Nov 25, 2010

The Special Case of Right or Wrong?

By Simon Glanville

José Mourinho has been labelled many things since bursting on the football management scene, but rarely has he been referred to as a ‘cheat’. Last night, however, his Real Madrid side pushed the boundaries of the rulebook.

The Spanish giants, cruising to victory at Ajax’s Amsterdam Arena in their Group G Champions League clash, took the shine off their stunning performance with what came next. Mourinho won’t admit it, but Xabi Alonso and Sergio Ramos – both on yellow cards – were instructed to time waste to a point where they would pick up a second booking, so that they would serve a ban in a dead rubber rather than a knock-out match later in the tournament.

Last night’s four-goal win confirmed Madrid’s progress to the Champions League knock-out stages as Group G Winners, meaning Alonso and Ramos can serve their bans in next week’s meaningless game with Auxerre.

Clever it might be, but the smile may yet be wiped off The Special One’s face.

On Wednesday UEFA confirmed they were aware of the incidents and have instructed disciplinary officials to look into them before deciding whether any charges are to be brought. Given the blatant manner in which the offences occurred, it’s hard to see how additional punishments won’t be handed out.
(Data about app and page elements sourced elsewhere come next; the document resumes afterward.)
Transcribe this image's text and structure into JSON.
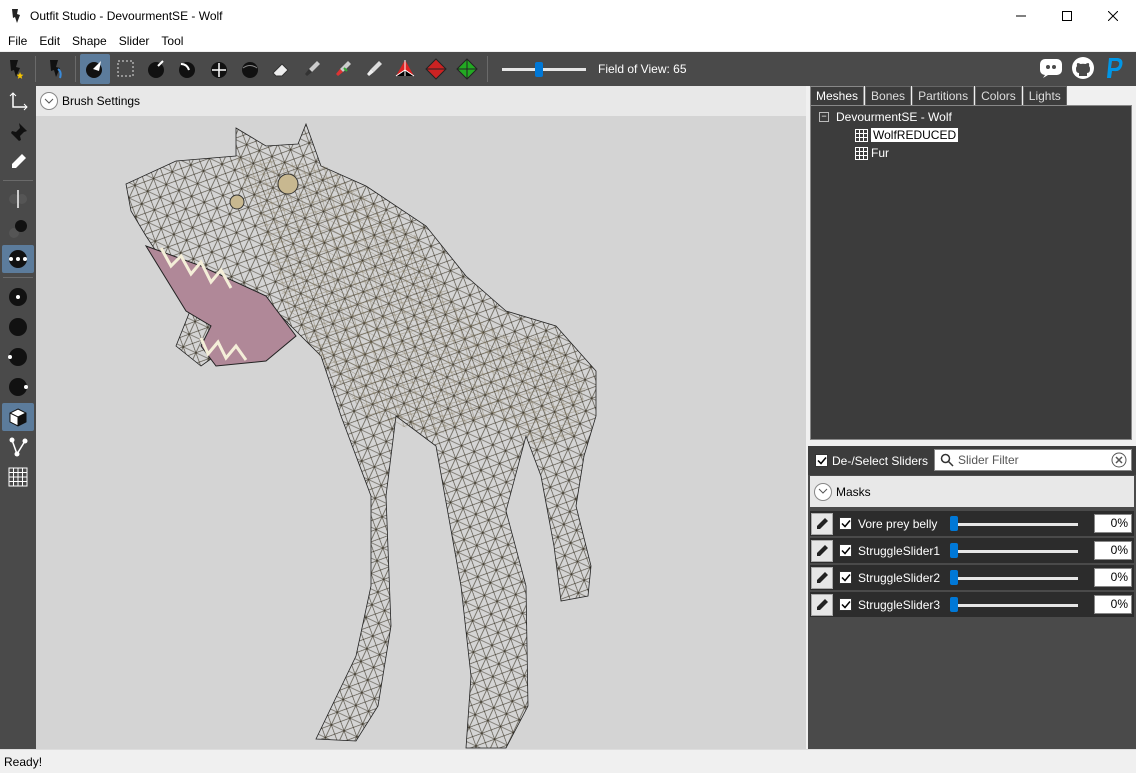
{
  "window": {
    "title": "Outfit Studio - DevourmentSE - Wolf"
  },
  "menu": [
    "File",
    "Edit",
    "Shape",
    "Slider",
    "Tool"
  ],
  "toolbar": {
    "fov_label": "Field of View: 65",
    "fov_value": 65
  },
  "viewport": {
    "brush_settings_label": "Brush Settings"
  },
  "tabs": [
    "Meshes",
    "Bones",
    "Partitions",
    "Colors",
    "Lights"
  ],
  "tree": {
    "root": "DevourmentSE - Wolf",
    "items": [
      "WolfREDUCED",
      "Fur"
    ],
    "selected": "WolfREDUCED"
  },
  "sliders_panel": {
    "select_label": "De-/Select Sliders",
    "filter_placeholder": "Slider Filter",
    "masks_label": "Masks",
    "sliders": [
      {
        "name": "Vore prey belly",
        "value": "0%"
      },
      {
        "name": "StruggleSlider1",
        "value": "0%"
      },
      {
        "name": "StruggleSlider2",
        "value": "0%"
      },
      {
        "name": "StruggleSlider3",
        "value": "0%"
      }
    ]
  },
  "status": "Ready!",
  "colors": {
    "accent": "#0078d7",
    "dark_panel": "#4a4a4a",
    "viewport_bg": "#d4d4d4"
  }
}
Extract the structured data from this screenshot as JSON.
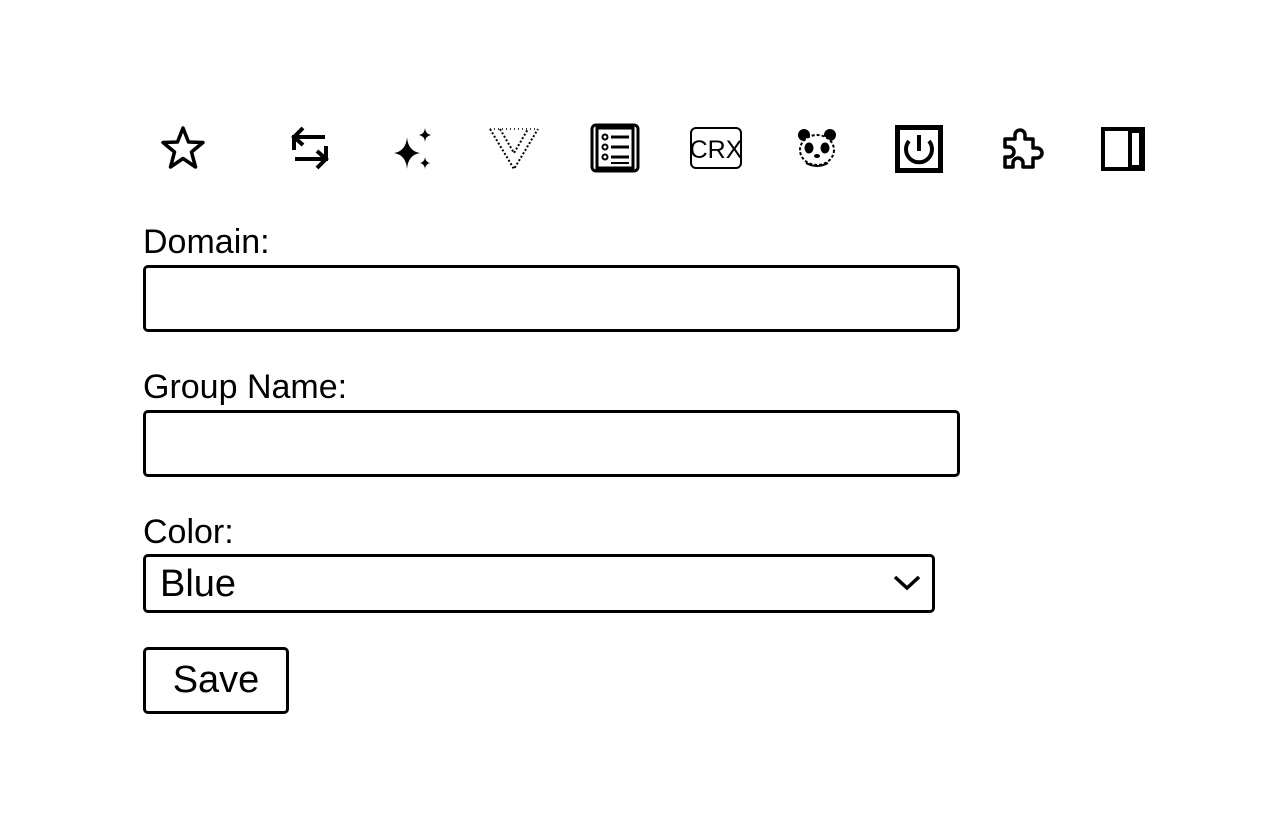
{
  "toolbar": {
    "icons": [
      {
        "name": "bookmark-star-icon"
      },
      {
        "name": "tab-sync-icon"
      },
      {
        "name": "sparkle-ai-icon"
      },
      {
        "name": "vue-devtools-icon"
      },
      {
        "name": "list-notes-icon"
      },
      {
        "name": "crx-extension-icon",
        "label": "CRX"
      },
      {
        "name": "panda-icon"
      },
      {
        "name": "power-extension-icon"
      },
      {
        "name": "extensions-puzzle-icon"
      },
      {
        "name": "side-panel-icon"
      }
    ]
  },
  "form": {
    "domain_label": "Domain:",
    "domain_value": "",
    "group_name_label": "Group Name:",
    "group_name_value": "",
    "color_label": "Color:",
    "color_selected": "Blue",
    "save_label": "Save"
  }
}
Under article 5.1 of UEFA's regulations dealing with loyalty, integrity and sportsmanship both players could be charged and have their suspensions extended.

To be fair to Mourinho and Madrid, this is hardly an isolated case. Managers, players and clubs have always stretched the rules if they can see a benefit from it. Only recently, Blackpool boss Ian Holloway faced questions about the ‘weakened’ side he picked to face Aston Villa, whilst diving has now become part of the football furniture.

However, the usually untouchable Mourinho has made a mistake. Maybe not by instructing his players to get sent off. But by instructing them to do so in such a conspicuous way, he has left himself open to further ramifications. UEFA may not choose to take action against the former Chelsea manager, but he should be shown that he is not above the law.

He has taken a risk, now UEFA have the chance to put The Special One back in his place.

1 comment:

Priccoli said...

"Innocent till proven guilty."

Like you said in your article, it is not an isolated case. These have been common in most Leagues in Europe even though it may not have been as apparent.

Moreover, it has been made to look obvious because of the videos and photographs circulating all over the web. I did not see the match live, hence will not be able to comment.

The UEFA probe will judge this singular incident and if guilty will punish the Team / Coach / players involved. Mourinho is not new to these punishments. He has been penalized with Chelsea, Inter and even Real. I am not sure how much it will impact him or the way he operates.

UEFA need to focus on the larger picture and figure out ways for better compliance.